**What you need to do**: Wherever "εμπειρία" appears in a line of the listing, report that line.

── Listed entries ──

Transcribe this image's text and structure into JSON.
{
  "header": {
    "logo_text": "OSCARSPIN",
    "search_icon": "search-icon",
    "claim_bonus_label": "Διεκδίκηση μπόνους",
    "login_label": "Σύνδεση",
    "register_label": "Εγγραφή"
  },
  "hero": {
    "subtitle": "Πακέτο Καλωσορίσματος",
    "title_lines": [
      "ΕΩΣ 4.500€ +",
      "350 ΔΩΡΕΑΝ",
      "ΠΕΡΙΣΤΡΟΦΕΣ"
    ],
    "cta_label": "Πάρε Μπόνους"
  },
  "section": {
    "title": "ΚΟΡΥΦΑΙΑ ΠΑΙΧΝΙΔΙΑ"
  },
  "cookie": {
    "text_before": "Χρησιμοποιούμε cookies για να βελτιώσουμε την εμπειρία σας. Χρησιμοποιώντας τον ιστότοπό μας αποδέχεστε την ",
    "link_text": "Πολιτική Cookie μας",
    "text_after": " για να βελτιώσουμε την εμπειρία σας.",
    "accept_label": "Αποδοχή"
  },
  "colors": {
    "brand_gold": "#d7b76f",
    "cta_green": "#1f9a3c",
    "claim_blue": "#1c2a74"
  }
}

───

**Reply to the exercise**:
    "text_before": "Χρησιμοποιούμε cookies για να βελτιώσουμε την εμπειρία σας. Χρησιμοποιώντας τον ιστότοπό μας αποδέχεστε την ",
    "text_after": " για να βελτιώσουμε την εμπειρία σας.",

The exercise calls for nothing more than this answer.